A lot is going to hinge on what you mean by "cultivate." Can you clarify that? Also, what do you mean by "religion" in the last sentence?– virmaiorJun 1, 2014 at 15:21
@virmaior: The OP is not coming back, apparently. Can't you just use the common meaning of the word (cultivate: try to acquire or develop) and render an answer? (Ignore the religion bit, it seems like a red herring to me.)– user16869Dec 17, 2015 at 0:38
the meaning of the word matter greatly to what answer would be appropriate. If I spent all of my time trying to salvage every question that get's asked here, It would fail in many case (where OPs have completely idiosyncratic vocabularies) and would change their questions to ones that they don't intend to ask, yielding questions no one meant to ask with answer no one is interested in reading.– virmaiorDec 17, 2015 at 1:52
I think there are real problems with the idea of developing and ethics out of existentialist philosophy. I know Kierkegaard better than Sartre, so I'll say what I think is wrong with his view.
Kierkegaard thinks that Hume has shown, pace the history of philosophy before him, that morality (understood as a body of universally binding commands that hold for all people at all times and places) cannot be derived from reason.
Kierkegaard also thinks that Kant has shown, pace Hume, that morality cannot be derived from the passions either, for the passions are individual, contingent and historically variable.

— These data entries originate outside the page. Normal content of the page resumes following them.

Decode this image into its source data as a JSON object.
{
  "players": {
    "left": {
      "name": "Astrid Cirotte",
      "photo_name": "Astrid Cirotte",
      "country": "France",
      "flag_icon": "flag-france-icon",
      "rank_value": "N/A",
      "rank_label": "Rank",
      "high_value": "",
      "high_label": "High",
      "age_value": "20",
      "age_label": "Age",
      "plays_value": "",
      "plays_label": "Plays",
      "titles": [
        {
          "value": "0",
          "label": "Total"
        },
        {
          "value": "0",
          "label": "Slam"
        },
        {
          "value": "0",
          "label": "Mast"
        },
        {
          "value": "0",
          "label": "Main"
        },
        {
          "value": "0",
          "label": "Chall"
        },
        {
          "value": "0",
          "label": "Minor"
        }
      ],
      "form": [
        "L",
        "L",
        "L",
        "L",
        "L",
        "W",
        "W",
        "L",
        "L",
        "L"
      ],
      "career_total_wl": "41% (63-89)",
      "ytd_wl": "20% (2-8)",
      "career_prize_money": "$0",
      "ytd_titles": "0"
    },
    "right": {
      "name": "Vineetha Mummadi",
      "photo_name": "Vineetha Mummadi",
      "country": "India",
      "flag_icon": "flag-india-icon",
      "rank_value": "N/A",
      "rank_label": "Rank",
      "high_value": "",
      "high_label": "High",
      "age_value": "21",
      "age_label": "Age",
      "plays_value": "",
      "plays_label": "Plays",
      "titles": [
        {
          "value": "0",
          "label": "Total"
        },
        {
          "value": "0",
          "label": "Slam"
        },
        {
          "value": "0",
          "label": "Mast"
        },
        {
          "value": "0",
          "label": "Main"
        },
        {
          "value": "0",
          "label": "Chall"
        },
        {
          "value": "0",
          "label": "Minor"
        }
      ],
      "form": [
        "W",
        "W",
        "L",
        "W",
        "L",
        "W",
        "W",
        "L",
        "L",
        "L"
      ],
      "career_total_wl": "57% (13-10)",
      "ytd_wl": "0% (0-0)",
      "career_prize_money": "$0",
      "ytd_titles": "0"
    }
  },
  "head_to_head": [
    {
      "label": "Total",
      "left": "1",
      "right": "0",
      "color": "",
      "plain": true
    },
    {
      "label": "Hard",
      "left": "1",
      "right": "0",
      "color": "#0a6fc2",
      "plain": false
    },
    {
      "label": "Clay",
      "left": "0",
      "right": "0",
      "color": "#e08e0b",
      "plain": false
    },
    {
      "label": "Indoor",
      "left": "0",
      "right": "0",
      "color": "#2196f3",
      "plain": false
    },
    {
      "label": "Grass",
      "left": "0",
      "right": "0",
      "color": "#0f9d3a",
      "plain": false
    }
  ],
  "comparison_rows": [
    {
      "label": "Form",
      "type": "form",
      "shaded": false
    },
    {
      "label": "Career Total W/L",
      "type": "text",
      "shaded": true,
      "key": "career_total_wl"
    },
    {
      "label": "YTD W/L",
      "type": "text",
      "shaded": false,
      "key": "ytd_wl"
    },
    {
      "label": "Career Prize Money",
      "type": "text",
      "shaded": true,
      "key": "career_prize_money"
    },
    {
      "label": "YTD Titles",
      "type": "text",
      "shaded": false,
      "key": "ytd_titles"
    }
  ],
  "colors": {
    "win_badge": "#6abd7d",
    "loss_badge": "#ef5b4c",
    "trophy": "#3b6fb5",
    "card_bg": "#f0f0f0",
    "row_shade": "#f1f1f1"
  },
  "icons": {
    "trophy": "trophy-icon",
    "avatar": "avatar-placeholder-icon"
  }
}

Kierkegaard thinks that the source for the binding authority of the moral law, therefore, must come neither from reason, nor the passions, but rather the very phenomenon of choosing itself. His idea is something like: If you really have to face up to the terrifying fact that there aren't external, objectively given sources of moral authority and that you just have to take the leap of faith and make a moral choice, then you are going to choose the right thing. Kierkegaard's idea is that the idea of the leap creates anxiety, but that everyone who faces that anxiety authentically will choose to live a moral life. He doesn't mean that whatever they choose WILL be moral--he isn't a subjectivist about morality. He thinks that if you seriously consider, for instance, whether to live a life of sexual debauchery, or marital fidelity then you will realize that marriage and a family is the only choice worth making.
Kierkegaard is obviously wrong about this. Just realizing that you have to make a choice in no way indicates that you are going to make the right one. I don't see the existentialist point of view here being any superior to Hume's famous dodge that even though there isn't a rational foundation for morality, that doesn't lead to skepticism, because morality is based in the passions and everyone has the same passions. It seems to me that it is shared cultural and historical baggage in the background that is doing all the pushing in the moral theories of the enlightenment.

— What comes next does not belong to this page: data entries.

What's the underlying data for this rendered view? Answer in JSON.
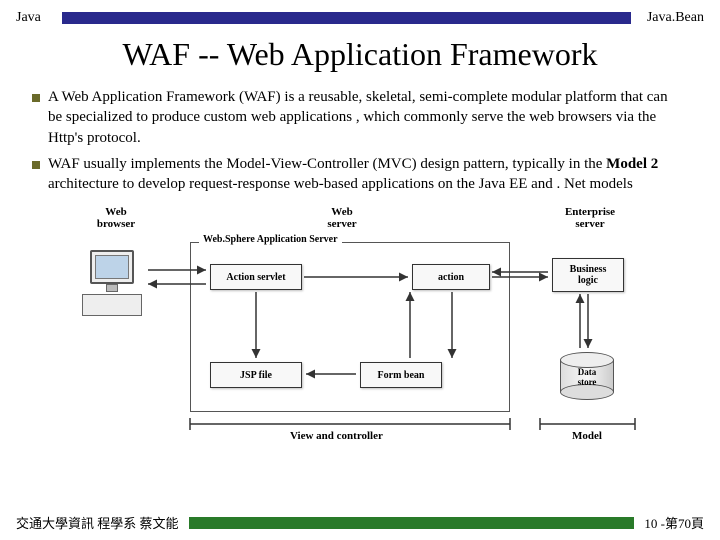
{
  "header": {
    "left": "Java",
    "right": "Java.Bean"
  },
  "title": "WAF -- Web Application Framework",
  "bullets": [
    {
      "pre": "A Web Application Framework (WAF) is a reusable, skeletal, semi-complete modular platform that can be specialized to produce custom web applications , which commonly serve the web browsers via the Http's protocol.",
      "bold": "",
      "post": ""
    },
    {
      "pre": "WAF usually implements the Model-View-Controller (MVC) design pattern, typically in the ",
      "bold": "Model 2",
      "post": " architecture to develop request-response web-based applications on the Java EE and . Net models"
    }
  ],
  "diagram": {
    "cols": {
      "browser": "Web\nbrowser",
      "server": "Web\nserver",
      "enterprise": "Enterprise\nserver"
    },
    "group": "Web.Sphere Application Server",
    "nodes": {
      "servlet": "Action servlet",
      "jsp": "JSP file",
      "action": "action",
      "formbean": "Form bean",
      "biz": "Business\nlogic",
      "store": "Data\nstore"
    },
    "bottom": {
      "vc": "View and controller",
      "model": "Model"
    }
  },
  "footer": {
    "left": "交通大學資訊 程學系 蔡文能",
    "right": "10 -第70頁"
  }
}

If you'd like to hear more about this, I'd recommend chapters 4, 5 and 6 of Alasdair MacIntyre's After Virtue.
I don't think this is a very accurate reading of Kierkegaard. This is what MacIntryre does with it, but it's an obvious misreading -- starting with projecting from a pseudonym in either/or which clearly doesn't represent Kierkegaard's position. Davenport put together an entire book on why this is inaccurate as a reading.– virmaiorJun 1, 2014 at 15:19

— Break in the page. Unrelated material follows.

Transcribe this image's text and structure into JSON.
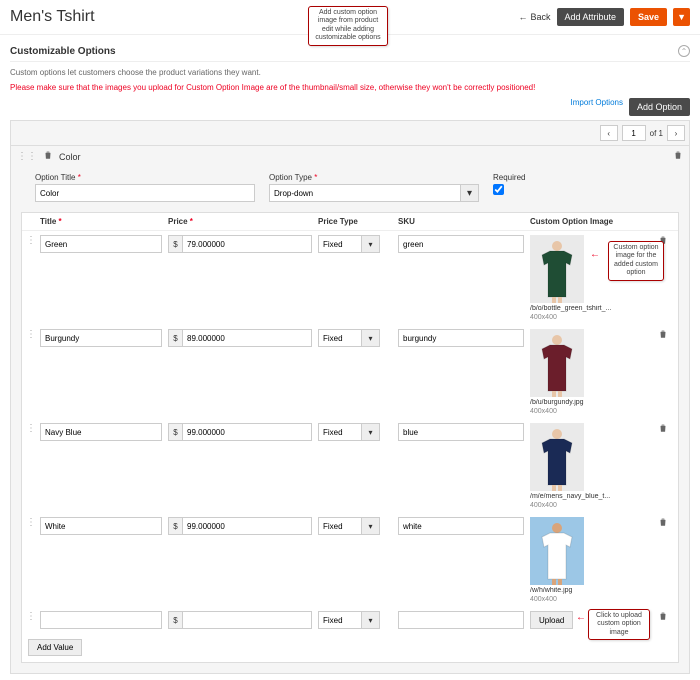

@virmaior Fair enough. Would you tell us a bit more about what the right read of K is?– user5172Jun 1, 2014 at 15:35
I'm hoping to get clarification on the meaning of a couple words above ... before I write something on this question -- specifically "cultivate" -- is that a hint towards a virtue ethics angle or something completely out there?– virmaiorJun 1, 2014 at 15:36